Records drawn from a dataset
--- --- ---

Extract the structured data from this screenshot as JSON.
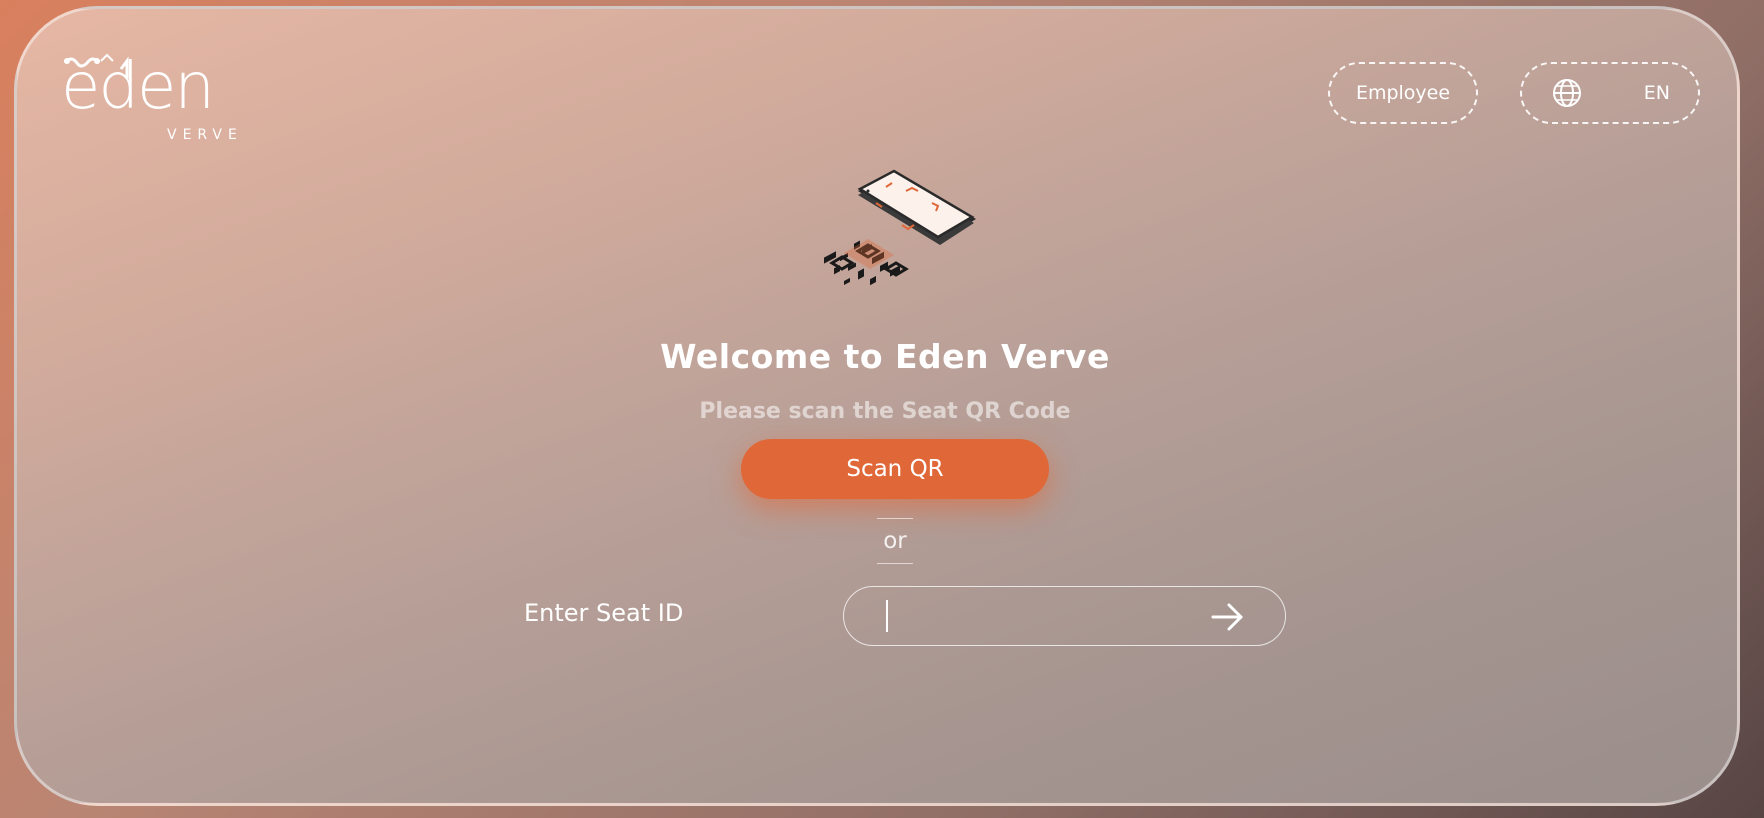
{
  "brand": {
    "name": "eden",
    "sub": "VERVE",
    "logo_icon": "eden-verve-logo"
  },
  "header": {
    "employee_label": "Employee",
    "language_label": "EN",
    "language_icon": "globe-icon"
  },
  "main": {
    "illustration": "phone-scanning-qr-illustration",
    "title": "Welcome to Eden Verve",
    "subtitle": "Please scan the Seat QR Code",
    "scan_button_label": "Scan QR",
    "divider_text": "or",
    "seat_label": "Enter Seat ID",
    "seat_input_value": "",
    "seat_input_placeholder": "",
    "submit_icon": "arrow-right-icon"
  },
  "colors": {
    "accent": "#e06737",
    "text": "#ffffff"
  }
}
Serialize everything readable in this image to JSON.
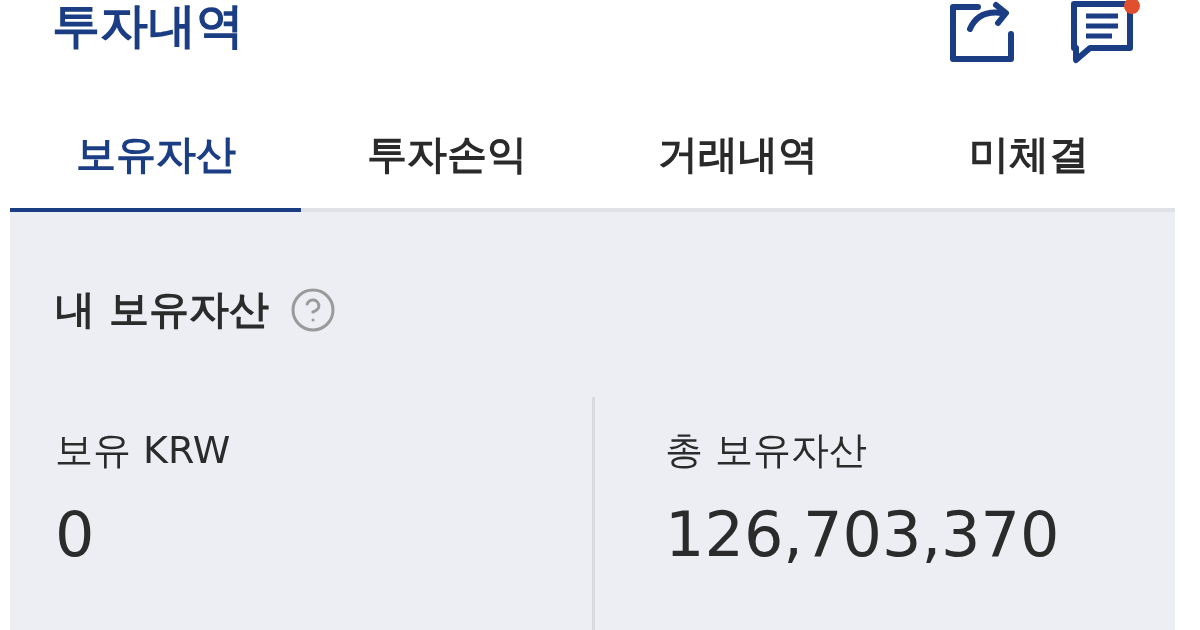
{
  "header": {
    "title": "투자내역",
    "notification_badge": true
  },
  "tabs": [
    {
      "label": "보유자산",
      "selected": true
    },
    {
      "label": "투자손익",
      "selected": false
    },
    {
      "label": "거래내역",
      "selected": false
    },
    {
      "label": "미체결",
      "selected": false
    }
  ],
  "summary": {
    "title": "내 보유자산",
    "items": [
      {
        "label": "보유 KRW",
        "value": "0"
      },
      {
        "label": "총 보유자산",
        "value": "126,703,370"
      }
    ]
  }
}
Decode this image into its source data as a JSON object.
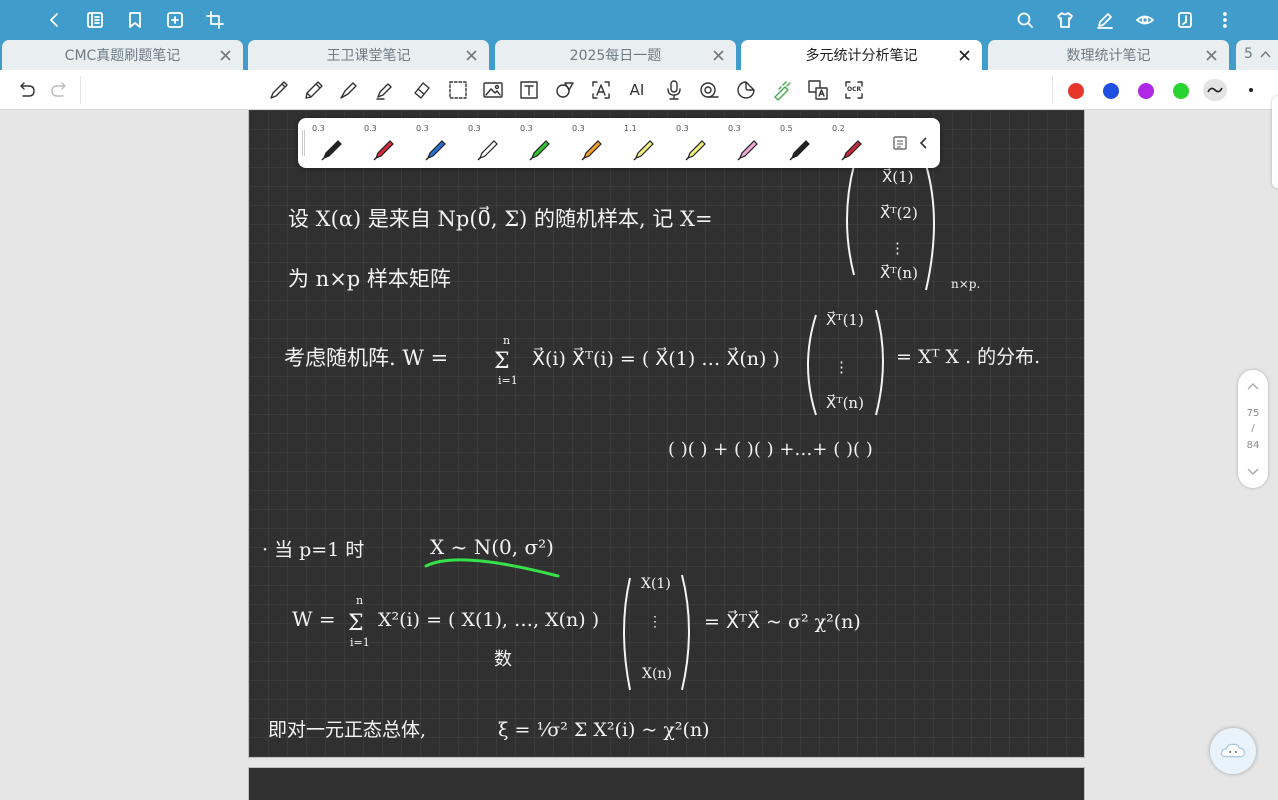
{
  "topbar": {
    "left_icons": [
      "back-icon",
      "notebook-icon",
      "bookmark-icon",
      "add-page-icon",
      "crop-icon"
    ],
    "right_icons": [
      "search-icon",
      "shirt-icon",
      "pen-settings-icon",
      "eye-icon",
      "page-view-icon",
      "more-icon"
    ]
  },
  "tabs": [
    {
      "title": "CMC真题刷题笔记",
      "active": false
    },
    {
      "title": "王卫课堂笔记",
      "active": false
    },
    {
      "title": "2025每日一题",
      "active": false
    },
    {
      "title": "多元统计分析笔记",
      "active": true
    },
    {
      "title": "数理统计笔记",
      "active": false
    }
  ],
  "tab_overflow": {
    "label": "5"
  },
  "toolbar": {
    "history": [
      "undo-icon",
      "redo-icon"
    ],
    "tools": [
      "ballpoint-pen-icon",
      "pencil-icon",
      "fountain-pen-icon",
      "highlighter-icon",
      "eraser-icon",
      "lasso-select-icon",
      "image-icon",
      "text-box-icon",
      "shapes-icon",
      "text-recognize-icon",
      "ai-icon",
      "microphone-icon",
      "tape-icon",
      "sticker-icon",
      "laser-pointer-icon",
      "translate-icon",
      "ocr-icon"
    ],
    "ai_label": "AI",
    "ocr_label": "OCR",
    "colors": [
      "#e8362b",
      "#1e4fe0",
      "#b028e6",
      "#2ad430"
    ]
  },
  "pens": [
    {
      "size": "0.3",
      "color": "#222222"
    },
    {
      "size": "0.3",
      "color": "#d8283a"
    },
    {
      "size": "0.3",
      "color": "#2a6fd6"
    },
    {
      "size": "0.3",
      "color": "#ffffff"
    },
    {
      "size": "0.3",
      "color": "#33c233"
    },
    {
      "size": "0.3",
      "color": "#f0a030"
    },
    {
      "size": "1.1",
      "color": "#f2f07a"
    },
    {
      "size": "0.3",
      "color": "#f2f07a"
    },
    {
      "size": "0.3",
      "color": "#f0a8d8"
    },
    {
      "size": "0.5",
      "color": "#222222"
    },
    {
      "size": "0.2",
      "color": "#c8283a"
    }
  ],
  "notes": {
    "l1a": "设 X(α) 是来自 Np(0⃗, Σ) 的随机样本, 记 X=",
    "m1a": "X⃗(1)",
    "m1b": "X⃗ᵀ(2)",
    "m1c": "⋮",
    "m1d": "X⃗ᵀ(n)",
    "m1e": "n×p.",
    "l2": "为 n×p 样本矩阵",
    "l3a": "考虑随机阵. W =",
    "l3sum": "Σ",
    "l3n": "n",
    "l3i": "i=1",
    "l3b": "X⃗(i) X⃗ᵀ(i) = ( X⃗(1) … X⃗(n) )",
    "m2a": "X⃗ᵀ(1)",
    "m2b": "⋮",
    "m2c": "X⃗ᵀ(n)",
    "l3c": "= Xᵀ X . 的分布.",
    "l4": "( )(  ) + ( )( ) +…+ ( )( )",
    "l5a": "· 当 p=1 时",
    "l5b": "X ~ N(0, σ²)",
    "l6a": "W =",
    "l6sum": "Σ",
    "l6n": "n",
    "l6i": "i=1",
    "l6b": "X²(i) = ( X(1), …, X(n) )",
    "m3a": "X(1)",
    "m3b": "⋮",
    "m3c": "X(n)",
    "l6c": "= X⃗ᵀX⃗ ~ σ² χ²(n)",
    "l6d": "数",
    "l7a": "即对一元正态总体,",
    "l7b": "ξ = ¹⁄σ² Σ X²(i) ~ χ²(n)"
  },
  "page_indicator": {
    "current": "75",
    "separator": "/",
    "total": "84"
  }
}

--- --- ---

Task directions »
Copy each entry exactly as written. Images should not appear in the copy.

Result of this exercise »
Extract the structured data from this screenshot as JSON.
{
  "brand": {
    "name": "eden",
    "sub": "VERVE",
    "logo_icon": "eden-verve-logo"
  },
  "header": {
    "employee_label": "Employee",
    "language_label": "EN",
    "language_icon": "globe-icon"
  },
  "main": {
    "illustration": "phone-scanning-qr-illustration",
    "title": "Welcome to Eden Verve",
    "subtitle": "Please scan the Seat QR Code",
    "scan_button_label": "Scan QR",
    "divider_text": "or",
    "seat_label": "Enter Seat ID",
    "seat_input_value": "",
    "seat_input_placeholder": "",
    "submit_icon": "arrow-right-icon"
  },
  "colors": {
    "accent": "#e06737",
    "text": "#ffffff"
  }
}
Serialize everything readable in this image to JSON.
{
  "header": {
    "title": "투자내역",
    "notification_badge": true
  },
  "tabs": [
    {
      "label": "보유자산",
      "selected": true
    },
    {
      "label": "투자손익",
      "selected": false
    },
    {
      "label": "거래내역",
      "selected": false
    },
    {
      "label": "미체결",
      "selected": false
    }
  ],
  "summary": {
    "title": "내 보유자산",
    "items": [
      {
        "label": "보유 KRW",
        "value": "0"
      },
      {
        "label": "총 보유자산",
        "value": "126,703,370"
      }
    ]
  }
}
Decode this image into its source data as a JSON object.
{
  "topbar": {
    "left_icons": [
      "back-icon",
      "notebook-icon",
      "bookmark-icon",
      "add-page-icon",
      "crop-icon"
    ],
    "right_icons": [
      "search-icon",
      "shirt-icon",
      "pen-settings-icon",
      "eye-icon",
      "page-view-icon",
      "more-icon"
    ]
  },
  "tabs": [
    {
      "title": "CMC真题刷题笔记",
      "active": false
    },
    {
      "title": "王卫课堂笔记",
      "active": false
    },
    {
      "title": "2025每日一题",
      "active": false
    },
    {
      "title": "多元统计分析笔记",
      "active": true
    },
    {
      "title": "数理统计笔记",
      "active": false
    }
  ],
  "tab_overflow": {
    "label": "5"
  },
  "toolbar": {
    "history": [
      "undo-icon",
      "redo-icon"
    ],
    "tools": [
      "ballpoint-pen-icon",
      "pencil-icon",
      "fountain-pen-icon",
      "highlighter-icon",
      "eraser-icon",
      "lasso-select-icon",
      "image-icon",
      "text-box-icon",
      "shapes-icon",
      "text-recognize-icon",
      "ai-icon",
      "microphone-icon",
      "tape-icon",
      "sticker-icon",
      "laser-pointer-icon",
      "translate-icon",
      "ocr-icon"
    ],
    "ai_label": "AI",
    "ocr_label": "OCR",
    "colors": [
      "#e8362b",
      "#1e4fe0",
      "#b028e6",
      "#2ad430"
    ]
  },
  "pens": [
    {
      "size": "0.3",
      "color": "#222222"
    },
    {
      "size": "0.3",
      "color": "#d8283a"
    },
    {
      "size": "0.3",
      "color": "#2a6fd6"
    },
    {
      "size": "0.3",
      "color": "#ffffff"
    },
    {
      "size": "0.3",
      "color": "#33c233"
    },
    {
      "size": "0.3",
      "color": "#f0a030"
    },
    {
      "size": "1.1",
      "color": "#f2f07a"
    },
    {
      "size": "0.3",
      "color": "#f2f07a"
    },
    {
      "size": "0.3",
      "color": "#f0a8d8"
    },
    {
      "size": "0.5",
      "color": "#222222"
    },
    {
      "size": "0.2",
      "color": "#c8283a"
    }
  ],
  "notes": {
    "l1a": "设 X(α) 是来自 Np(0⃗, Σ) 的随机样本, 记 X=",
    "m1a": "X⃗(1)",
    "m1b": "X⃗ᵀ(2)",
    "m1c": "⋮",
    "m1d": "X⃗ᵀ(n)",
    "m1e": "n×p.",
    "l2": "为 n×p 样本矩阵",
    "l3a": "考虑随机阵. W =",
    "l3sum": "Σ",
    "l3n": "n",
    "l3i": "i=1",
    "l3b": "X⃗(i) X⃗ᵀ(i) = ( X⃗(1) … X⃗(n) )",
    "m2a": "X⃗ᵀ(1)",
    "m2b": "⋮",
    "m2c": "X⃗ᵀ(n)",
    "l3c": "= Xᵀ X . 的分布.",
    "l4": "( )(  ) + ( )( ) +…+ ( )( )",
    "l5a": "· 当 p=1 时",
    "l5b": "X ~ N(0, σ²)",
    "l6a": "W =",
    "l6sum": "Σ",
    "l6n": "n",
    "l6i": "i=1",
    "l6b": "X²(i) = ( X(1), …, X(n) )",
    "m3a": "X(1)",
    "m3b": "⋮",
    "m3c": "X(n)",
    "l6c": "= X⃗ᵀX⃗ ~ σ² χ²(n)",
    "l6d": "数",
    "l7a": "即对一元正态总体,",
    "l7b": "ξ = ¹⁄σ² Σ X²(i) ~ χ²(n)"
  },
  "page_indicator": {
    "current": "75",
    "separator": "/",
    "total": "84"
  }
}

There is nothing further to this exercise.